• _Exercise material_
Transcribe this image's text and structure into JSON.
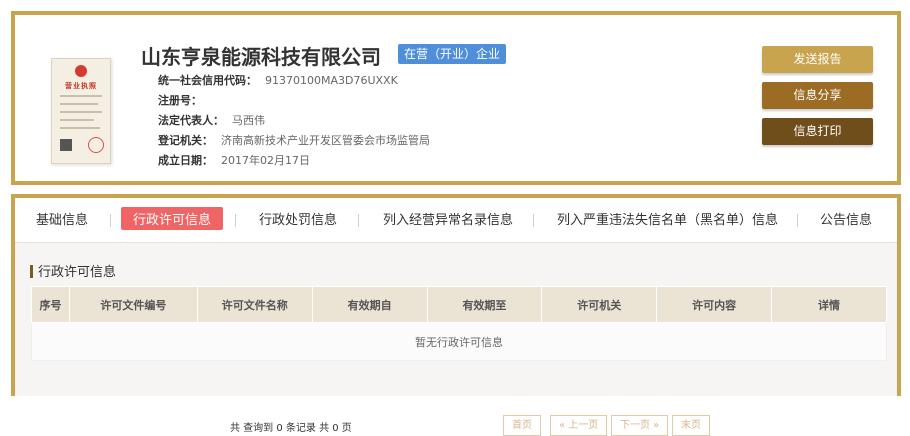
{
  "company": {
    "name": "山东亨泉能源科技有限公司",
    "status": "在营（开业）企业",
    "fields": [
      {
        "label": "统一社会信用代码：",
        "value": "91370100MA3D76UXXK"
      },
      {
        "label": "注册号：",
        "value": ""
      },
      {
        "label": "法定代表人：",
        "value": "马西伟"
      },
      {
        "label": "登记机关：",
        "value": "济南高新技术产业开发区管委会市场监管局"
      },
      {
        "label": "成立日期：",
        "value": "2017年02月17日"
      }
    ]
  },
  "license_image": {
    "title": "营业执照"
  },
  "actions": [
    {
      "label": "发送报告",
      "color": "#c9a44e"
    },
    {
      "label": "信息分享",
      "color": "#9c6c24"
    },
    {
      "label": "信息打印",
      "color": "#6f4e1b"
    }
  ],
  "tabs": [
    "基础信息",
    "行政许可信息",
    "行政处罚信息",
    "列入经营异常名录信息",
    "列入严重违法失信名单（黑名单）信息",
    "公告信息"
  ],
  "active_tab": "行政许可信息",
  "section": {
    "title": "行政许可信息",
    "columns": [
      "序号",
      "许可文件编号",
      "许可文件名称",
      "有效期自",
      "有效期至",
      "许可机关",
      "许可内容",
      "详情"
    ],
    "empty_text": "暂无行政许可信息"
  },
  "pagination": {
    "summary": "共 查询到 0 条记录 共 0 页",
    "first": "首页",
    "prev": "« 上一页",
    "next": "下一页 »",
    "last": "末页"
  },
  "colors": {
    "accent_border": "#c9a44e",
    "active_tab": "#ef6464",
    "status_badge": "#4f8fd9"
  }
}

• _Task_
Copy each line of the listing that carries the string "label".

• _Exercise solution_
        "label": "统一社会信用代码：",
        "label": "注册号：",
        "label": "法定代表人：",
        "label": "登记机关：",
        "label": "成立日期：",
      "label": "发送报告",
      "label": "信息分享",
      "label": "信息打印",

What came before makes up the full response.